### Task details
Filter the records below for the word "Google". Copy each line that holds it.

### Data for review

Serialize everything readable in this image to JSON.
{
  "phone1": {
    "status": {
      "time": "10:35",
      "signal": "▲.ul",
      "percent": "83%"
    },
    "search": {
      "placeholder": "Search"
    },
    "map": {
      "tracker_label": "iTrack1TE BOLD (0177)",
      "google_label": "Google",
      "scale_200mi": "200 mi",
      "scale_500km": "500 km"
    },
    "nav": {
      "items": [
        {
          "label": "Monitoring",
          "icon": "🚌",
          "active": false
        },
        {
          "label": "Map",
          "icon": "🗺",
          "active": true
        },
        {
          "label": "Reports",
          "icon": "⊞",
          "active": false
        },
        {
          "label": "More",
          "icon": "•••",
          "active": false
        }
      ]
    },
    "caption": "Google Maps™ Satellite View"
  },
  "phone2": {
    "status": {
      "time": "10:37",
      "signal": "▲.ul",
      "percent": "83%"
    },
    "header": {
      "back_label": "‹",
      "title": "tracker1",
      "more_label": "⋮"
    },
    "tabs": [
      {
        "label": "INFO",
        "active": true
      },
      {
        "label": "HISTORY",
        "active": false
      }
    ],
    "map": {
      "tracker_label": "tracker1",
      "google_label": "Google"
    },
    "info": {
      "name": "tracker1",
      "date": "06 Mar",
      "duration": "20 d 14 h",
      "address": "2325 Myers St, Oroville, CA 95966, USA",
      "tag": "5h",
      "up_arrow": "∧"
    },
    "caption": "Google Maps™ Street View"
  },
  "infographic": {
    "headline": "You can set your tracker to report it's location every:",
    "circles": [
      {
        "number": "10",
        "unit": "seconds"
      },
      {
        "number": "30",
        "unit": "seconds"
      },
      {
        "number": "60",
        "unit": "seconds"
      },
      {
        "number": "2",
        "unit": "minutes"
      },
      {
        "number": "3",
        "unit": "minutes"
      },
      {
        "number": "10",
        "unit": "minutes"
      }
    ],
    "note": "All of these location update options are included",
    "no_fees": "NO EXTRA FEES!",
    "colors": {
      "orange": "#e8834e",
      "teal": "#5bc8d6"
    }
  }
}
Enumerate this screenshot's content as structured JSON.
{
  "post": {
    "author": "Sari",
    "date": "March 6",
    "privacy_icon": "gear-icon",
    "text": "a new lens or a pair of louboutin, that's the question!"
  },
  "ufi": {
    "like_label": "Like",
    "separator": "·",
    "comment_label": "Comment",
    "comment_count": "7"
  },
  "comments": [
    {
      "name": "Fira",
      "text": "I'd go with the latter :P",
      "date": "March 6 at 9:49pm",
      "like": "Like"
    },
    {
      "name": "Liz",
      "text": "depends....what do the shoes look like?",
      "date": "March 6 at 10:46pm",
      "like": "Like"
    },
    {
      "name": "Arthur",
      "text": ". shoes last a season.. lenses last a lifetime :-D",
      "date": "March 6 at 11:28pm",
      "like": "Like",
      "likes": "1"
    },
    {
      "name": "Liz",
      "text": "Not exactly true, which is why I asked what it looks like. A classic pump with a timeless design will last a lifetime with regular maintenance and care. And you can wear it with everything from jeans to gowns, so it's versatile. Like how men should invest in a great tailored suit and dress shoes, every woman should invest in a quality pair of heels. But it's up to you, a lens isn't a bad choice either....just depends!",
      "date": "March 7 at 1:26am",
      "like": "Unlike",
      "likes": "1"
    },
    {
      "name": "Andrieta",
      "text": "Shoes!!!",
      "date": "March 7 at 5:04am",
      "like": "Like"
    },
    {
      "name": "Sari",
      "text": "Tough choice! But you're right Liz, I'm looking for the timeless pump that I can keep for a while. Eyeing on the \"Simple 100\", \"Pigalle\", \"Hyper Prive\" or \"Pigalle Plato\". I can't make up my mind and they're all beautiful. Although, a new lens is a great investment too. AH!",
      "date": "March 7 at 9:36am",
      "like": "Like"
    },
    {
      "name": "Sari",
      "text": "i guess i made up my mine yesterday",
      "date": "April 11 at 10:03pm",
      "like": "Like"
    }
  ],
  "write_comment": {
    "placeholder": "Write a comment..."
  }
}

### Finished exercise
      "google_label": "Google",
    "caption": "Google Maps™ Satellite View"
      "google_label": "Google"
    "caption": "Google Maps™ Street View"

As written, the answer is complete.